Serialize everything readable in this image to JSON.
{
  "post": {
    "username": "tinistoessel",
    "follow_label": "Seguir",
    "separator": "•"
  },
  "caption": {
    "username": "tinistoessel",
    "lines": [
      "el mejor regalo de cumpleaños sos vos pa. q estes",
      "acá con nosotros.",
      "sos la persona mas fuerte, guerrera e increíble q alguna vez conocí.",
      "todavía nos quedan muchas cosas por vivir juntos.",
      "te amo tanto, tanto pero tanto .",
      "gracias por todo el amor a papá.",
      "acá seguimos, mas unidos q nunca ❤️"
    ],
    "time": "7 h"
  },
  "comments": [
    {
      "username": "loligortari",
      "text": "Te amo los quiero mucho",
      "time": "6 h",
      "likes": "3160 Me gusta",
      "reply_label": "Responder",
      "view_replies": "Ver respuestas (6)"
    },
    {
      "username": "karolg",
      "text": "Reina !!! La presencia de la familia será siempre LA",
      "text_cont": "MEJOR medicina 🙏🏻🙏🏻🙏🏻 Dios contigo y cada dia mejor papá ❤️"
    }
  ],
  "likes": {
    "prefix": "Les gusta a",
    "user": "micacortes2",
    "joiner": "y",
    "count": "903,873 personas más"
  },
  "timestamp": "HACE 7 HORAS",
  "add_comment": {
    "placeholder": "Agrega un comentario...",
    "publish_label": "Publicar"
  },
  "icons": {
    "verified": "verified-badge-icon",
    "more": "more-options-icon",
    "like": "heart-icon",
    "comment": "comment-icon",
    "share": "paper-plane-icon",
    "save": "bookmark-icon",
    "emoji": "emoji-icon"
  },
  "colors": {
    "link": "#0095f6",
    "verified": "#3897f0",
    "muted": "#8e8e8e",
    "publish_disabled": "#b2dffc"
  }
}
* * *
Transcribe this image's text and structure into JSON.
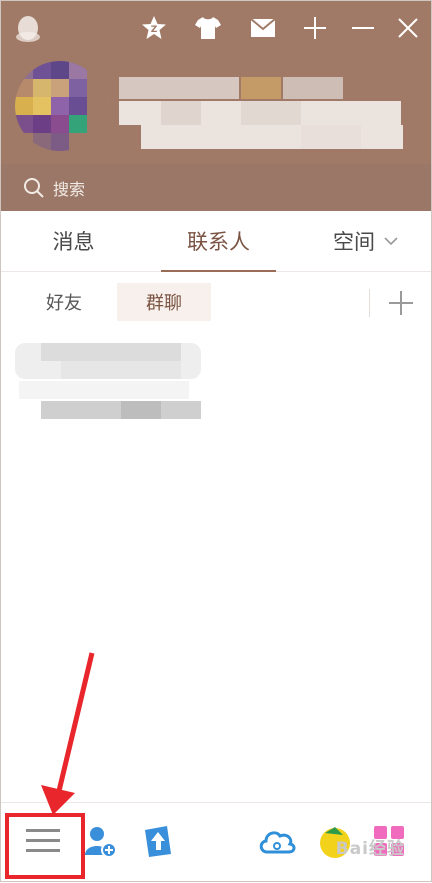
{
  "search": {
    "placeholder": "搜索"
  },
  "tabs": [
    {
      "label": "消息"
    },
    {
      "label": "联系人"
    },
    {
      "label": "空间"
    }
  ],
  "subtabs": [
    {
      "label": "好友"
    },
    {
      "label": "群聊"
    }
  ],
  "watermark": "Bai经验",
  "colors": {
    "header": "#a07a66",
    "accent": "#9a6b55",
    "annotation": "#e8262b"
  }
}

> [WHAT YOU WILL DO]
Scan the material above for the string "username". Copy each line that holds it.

> [ANSWER BOX]
    "username": "tinistoessel",
    "username": "tinistoessel",
      "username": "loligortari",
      "username": "karolg",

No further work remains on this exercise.